We also found this really cool guy named A. He's probably about 60, we've taught him twice, both good lessons, and he told us when we asked him to be baptized in the first lesson that he'd had a thought about three months ago that had persisted, that he really needed to be baptized again, but wasn't sure why. So he has a baptismal date too, and from things he told us, I really feel like he has been prepared for this. He told us about dreams he has had where he was told that he needed to be looking for the true church, so he has been, and felt really good about what we taught him. The only problem is, he didn't come to church this week, and we're not sure why. He told us he was nervous about the social aspect of it, and not knowing anybody in the congregation, but we brought some friends for him to our last lesson, and the seemed to hit it off pretty well. It might also be his work schedule. As a plumber, he doesn't make a lot of money, and he said that sometimes he gets called in on Sundays.
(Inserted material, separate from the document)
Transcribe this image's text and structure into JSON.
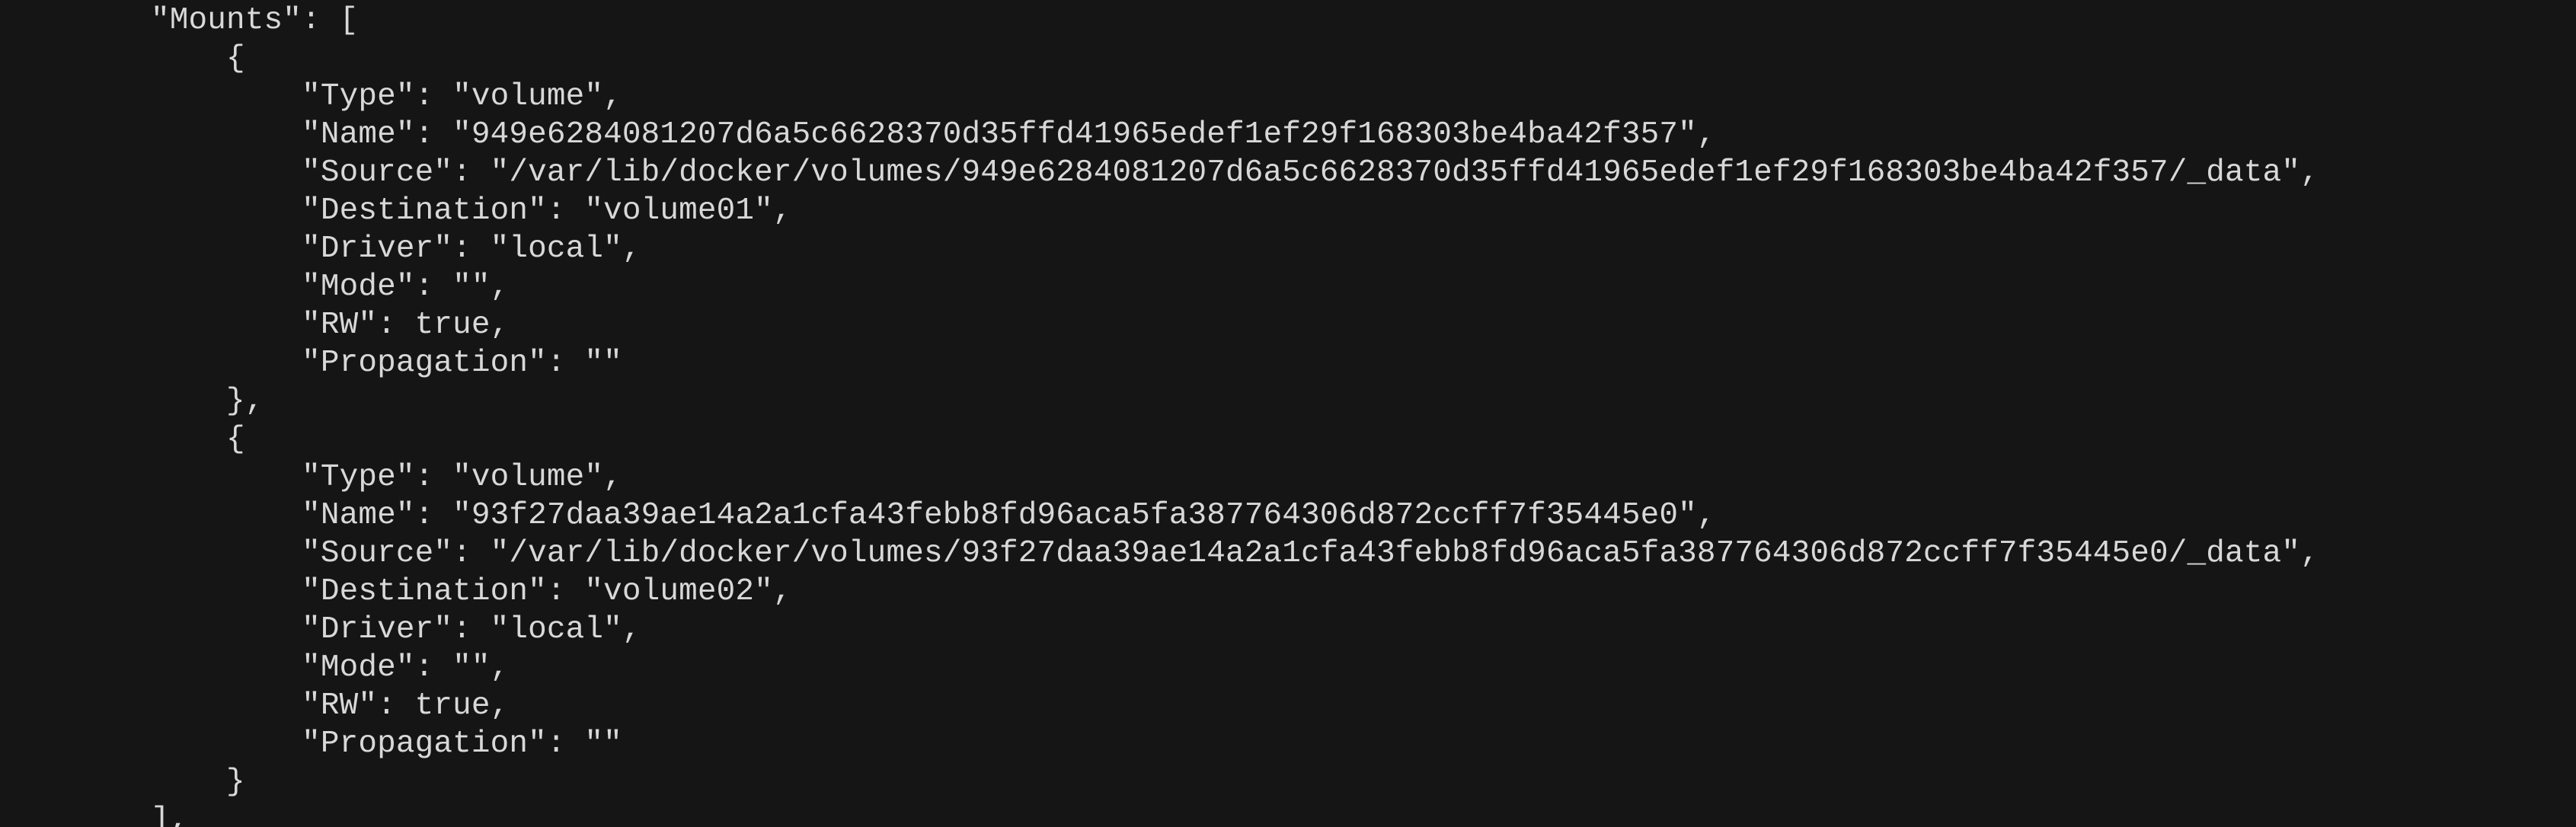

So that was a little frustrating as well, but we'll keep on him and see if we can't get him baptized yet.
Steven! I know somebody you know!! We were at dinner this week with the Rogers family, and I found out that one of their sons, X, served in the Cleveland mission with you. He says hi. Small world in the church. Even smaller in Del Rio, haha.
I think that's all the biggest news I have for you guys. The title for this week's email comes from one of the hymns in the Spanish hymn book that I love. It means "pleasing to us is the work" and was written by a missionary (possibly not LDS) that was thrown into prison (I think in Chile) as he was preaching. While he was there he wrote this hymn about missionary work. I picked it, because this week I have started to feel more and more that "pleasing to us is the work." I know that feeling will continue to mature right along with my sun tan lines, but I am grateful for a Heavenly Father who has answered my prayers and helped me to feel that when I needed it. The church is true which is why we can testify of it boldly. There's no need to be afraid because the message we have can only bless the people we share it with. I love it. I love being able to teach people how to have happier families, and I learn more and more every day that all of these blessings are given to us only because of the Atonement of our Savior Jesus Christ. I love him for it, and he loves us all right back in return.
I hope you all have a marvelous week. Thank you all for your letters!!
Mucho amor,
Hermana Em